In its first baseline evaluation report on Germany, the Council of Europe Group of Experts on Action against Violence against Women and Domestic Violence (GREVIO) welcomes criminal law measures taken before and after Germany’s ratification of the Istanbul Convention in 2018, but also points out urgent steps that Germany should take to better protect women and girls from gender-based violence. Based on a detailed questionnaire and evaluation visit last year, involving meetings with relevant federal and state (Länder) government officials, parliamentarians and representatives of over 40 NGOs, GREVIO’s report, published together with the German government response, covers the period up to September 2021.
Among positive developments, GREVIO praises the consent-based definition of rape and sexual violence and the successful operation of a national telephone helpline. It commends the explicit criminalization of technology-facilitated abuse (such as cyber stalking, unauthorised taking of pictures of private bodily parts, sharing of images online and stalker ware) as having “contributed in recent years to a solid legal framework applicable to the digital dimension of violence against women.”
But serious gaps must be addressed, from a poor level of risk assessment and a need to improve the use made of protection orders and emergency barring orders, to lacking support services and shelters. An overarching issue is the lack of a national action plan, or coordination at the national level, as required by the Istanbul Convention. While some plans to stop violence against women at the state level are praised with examples, GREVIO is concerned by the “disparity” in levels of service, which vary “significantly” between the 16 federal states, or Länder, as well as within each federal state.
This disparity is reflected for example in lacking rape crisis/sexual violence referral centres and dedicated women’s shelters for domestic violence. Geographic coverage and availability of specialist services vary. In rural areas, specialist support services are much less established, or focus mainly on domestic violence, leaving victims of other forms of violence without adequate support. While services in principle exist for most or all forms of violence in larger cities, the ratio between staff and clients often leads to long waiting lists.

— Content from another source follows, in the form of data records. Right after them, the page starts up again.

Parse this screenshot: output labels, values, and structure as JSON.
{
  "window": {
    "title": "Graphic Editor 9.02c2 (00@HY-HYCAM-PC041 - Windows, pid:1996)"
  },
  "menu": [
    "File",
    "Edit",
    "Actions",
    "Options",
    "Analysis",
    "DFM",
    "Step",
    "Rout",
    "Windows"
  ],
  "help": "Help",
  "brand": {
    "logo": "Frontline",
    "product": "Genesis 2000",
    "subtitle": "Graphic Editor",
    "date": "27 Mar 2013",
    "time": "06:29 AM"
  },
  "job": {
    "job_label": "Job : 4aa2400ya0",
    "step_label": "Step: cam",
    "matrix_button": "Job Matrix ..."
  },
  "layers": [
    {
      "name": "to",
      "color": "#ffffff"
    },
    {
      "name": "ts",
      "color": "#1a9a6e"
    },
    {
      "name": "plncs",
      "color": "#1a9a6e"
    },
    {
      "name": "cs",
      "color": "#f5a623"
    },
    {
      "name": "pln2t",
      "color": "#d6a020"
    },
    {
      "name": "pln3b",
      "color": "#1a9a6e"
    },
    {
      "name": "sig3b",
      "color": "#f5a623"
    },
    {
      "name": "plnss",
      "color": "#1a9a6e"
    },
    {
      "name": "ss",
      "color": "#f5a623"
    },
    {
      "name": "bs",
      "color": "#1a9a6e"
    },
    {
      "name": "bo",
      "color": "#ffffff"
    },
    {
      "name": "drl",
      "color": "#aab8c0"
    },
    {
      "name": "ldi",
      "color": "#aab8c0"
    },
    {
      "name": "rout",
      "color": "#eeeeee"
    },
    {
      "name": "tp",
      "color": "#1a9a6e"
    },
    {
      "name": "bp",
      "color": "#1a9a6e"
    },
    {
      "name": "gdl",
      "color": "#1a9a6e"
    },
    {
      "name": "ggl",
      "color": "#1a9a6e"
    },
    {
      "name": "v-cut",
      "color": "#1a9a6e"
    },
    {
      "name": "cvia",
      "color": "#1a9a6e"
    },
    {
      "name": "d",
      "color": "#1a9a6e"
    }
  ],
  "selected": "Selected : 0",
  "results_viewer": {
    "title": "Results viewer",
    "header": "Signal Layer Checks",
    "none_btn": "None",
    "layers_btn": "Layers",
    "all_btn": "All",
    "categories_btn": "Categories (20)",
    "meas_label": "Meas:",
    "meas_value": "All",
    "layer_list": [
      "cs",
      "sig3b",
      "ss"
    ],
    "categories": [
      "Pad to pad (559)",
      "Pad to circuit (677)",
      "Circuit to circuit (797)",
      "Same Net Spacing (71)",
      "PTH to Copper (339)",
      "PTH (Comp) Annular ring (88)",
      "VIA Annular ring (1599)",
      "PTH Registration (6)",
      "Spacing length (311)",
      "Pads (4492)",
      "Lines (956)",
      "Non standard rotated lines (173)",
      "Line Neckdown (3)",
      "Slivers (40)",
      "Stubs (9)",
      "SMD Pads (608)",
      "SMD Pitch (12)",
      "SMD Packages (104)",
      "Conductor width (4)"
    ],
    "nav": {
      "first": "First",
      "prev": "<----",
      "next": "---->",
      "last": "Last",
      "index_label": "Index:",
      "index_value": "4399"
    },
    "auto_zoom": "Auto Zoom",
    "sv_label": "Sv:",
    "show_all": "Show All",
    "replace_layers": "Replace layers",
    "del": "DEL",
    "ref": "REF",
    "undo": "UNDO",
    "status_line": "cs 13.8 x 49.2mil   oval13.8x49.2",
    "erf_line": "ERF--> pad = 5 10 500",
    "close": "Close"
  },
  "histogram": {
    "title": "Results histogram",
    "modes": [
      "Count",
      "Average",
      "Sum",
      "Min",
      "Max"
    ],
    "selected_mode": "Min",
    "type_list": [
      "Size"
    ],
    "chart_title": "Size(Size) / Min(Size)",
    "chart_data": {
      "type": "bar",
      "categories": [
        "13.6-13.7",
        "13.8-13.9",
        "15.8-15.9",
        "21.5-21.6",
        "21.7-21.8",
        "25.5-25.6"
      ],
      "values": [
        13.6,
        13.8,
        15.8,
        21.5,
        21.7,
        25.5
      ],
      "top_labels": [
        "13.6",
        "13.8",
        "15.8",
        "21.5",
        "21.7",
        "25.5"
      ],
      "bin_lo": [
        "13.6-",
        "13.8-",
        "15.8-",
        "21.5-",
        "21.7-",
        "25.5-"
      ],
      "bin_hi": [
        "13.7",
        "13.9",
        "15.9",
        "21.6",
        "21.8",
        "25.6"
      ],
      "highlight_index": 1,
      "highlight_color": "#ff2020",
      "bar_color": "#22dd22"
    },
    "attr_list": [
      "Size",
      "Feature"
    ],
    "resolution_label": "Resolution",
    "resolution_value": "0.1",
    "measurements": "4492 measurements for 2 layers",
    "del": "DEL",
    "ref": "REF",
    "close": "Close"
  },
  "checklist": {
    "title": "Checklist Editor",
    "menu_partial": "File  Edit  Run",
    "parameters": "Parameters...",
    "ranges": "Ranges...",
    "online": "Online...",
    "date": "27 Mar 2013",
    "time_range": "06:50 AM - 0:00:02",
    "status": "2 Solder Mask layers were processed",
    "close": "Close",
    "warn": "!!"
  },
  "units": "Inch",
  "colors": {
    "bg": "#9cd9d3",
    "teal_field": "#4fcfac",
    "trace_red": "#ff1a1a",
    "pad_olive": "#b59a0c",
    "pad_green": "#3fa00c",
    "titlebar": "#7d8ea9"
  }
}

In Berlin, for example, a city of 3.7 million inhabitants, only one counselling centre for rape victims exists, with fewer than nine employees and an average waiting time of two months for an initial session.

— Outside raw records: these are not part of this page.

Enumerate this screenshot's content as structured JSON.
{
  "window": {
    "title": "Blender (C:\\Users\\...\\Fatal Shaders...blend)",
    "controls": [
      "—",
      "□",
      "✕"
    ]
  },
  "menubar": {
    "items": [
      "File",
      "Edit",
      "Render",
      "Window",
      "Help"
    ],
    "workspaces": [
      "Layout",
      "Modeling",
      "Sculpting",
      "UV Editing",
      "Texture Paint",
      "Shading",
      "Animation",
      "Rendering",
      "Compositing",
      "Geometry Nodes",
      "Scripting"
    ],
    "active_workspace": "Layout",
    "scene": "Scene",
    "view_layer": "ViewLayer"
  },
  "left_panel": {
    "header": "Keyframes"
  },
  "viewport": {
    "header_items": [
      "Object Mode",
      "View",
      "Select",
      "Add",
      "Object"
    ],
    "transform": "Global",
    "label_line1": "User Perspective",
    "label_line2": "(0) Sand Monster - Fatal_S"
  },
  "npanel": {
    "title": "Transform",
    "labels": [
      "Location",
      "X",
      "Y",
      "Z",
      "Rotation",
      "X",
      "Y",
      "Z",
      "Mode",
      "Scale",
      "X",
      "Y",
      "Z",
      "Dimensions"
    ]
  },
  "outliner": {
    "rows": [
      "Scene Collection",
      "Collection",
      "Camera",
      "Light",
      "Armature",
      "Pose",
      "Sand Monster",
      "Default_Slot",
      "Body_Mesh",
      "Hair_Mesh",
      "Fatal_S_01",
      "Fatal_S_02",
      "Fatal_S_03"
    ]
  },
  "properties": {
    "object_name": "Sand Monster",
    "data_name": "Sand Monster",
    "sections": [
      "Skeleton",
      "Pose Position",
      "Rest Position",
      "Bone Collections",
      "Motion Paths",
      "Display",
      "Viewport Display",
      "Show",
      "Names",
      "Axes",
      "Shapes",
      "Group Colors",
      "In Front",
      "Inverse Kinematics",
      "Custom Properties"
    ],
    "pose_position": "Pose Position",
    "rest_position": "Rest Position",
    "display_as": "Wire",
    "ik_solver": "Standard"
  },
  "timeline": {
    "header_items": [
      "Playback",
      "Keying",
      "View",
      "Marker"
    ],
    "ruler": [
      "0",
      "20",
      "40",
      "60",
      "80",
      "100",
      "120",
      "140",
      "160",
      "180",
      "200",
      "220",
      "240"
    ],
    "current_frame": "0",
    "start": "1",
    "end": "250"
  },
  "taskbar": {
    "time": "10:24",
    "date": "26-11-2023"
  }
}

Based on this report, the Committee of the Parties, which is composed of the representatives of the State Parties to the Convention, will publish its recommendations to the German Government in December this year.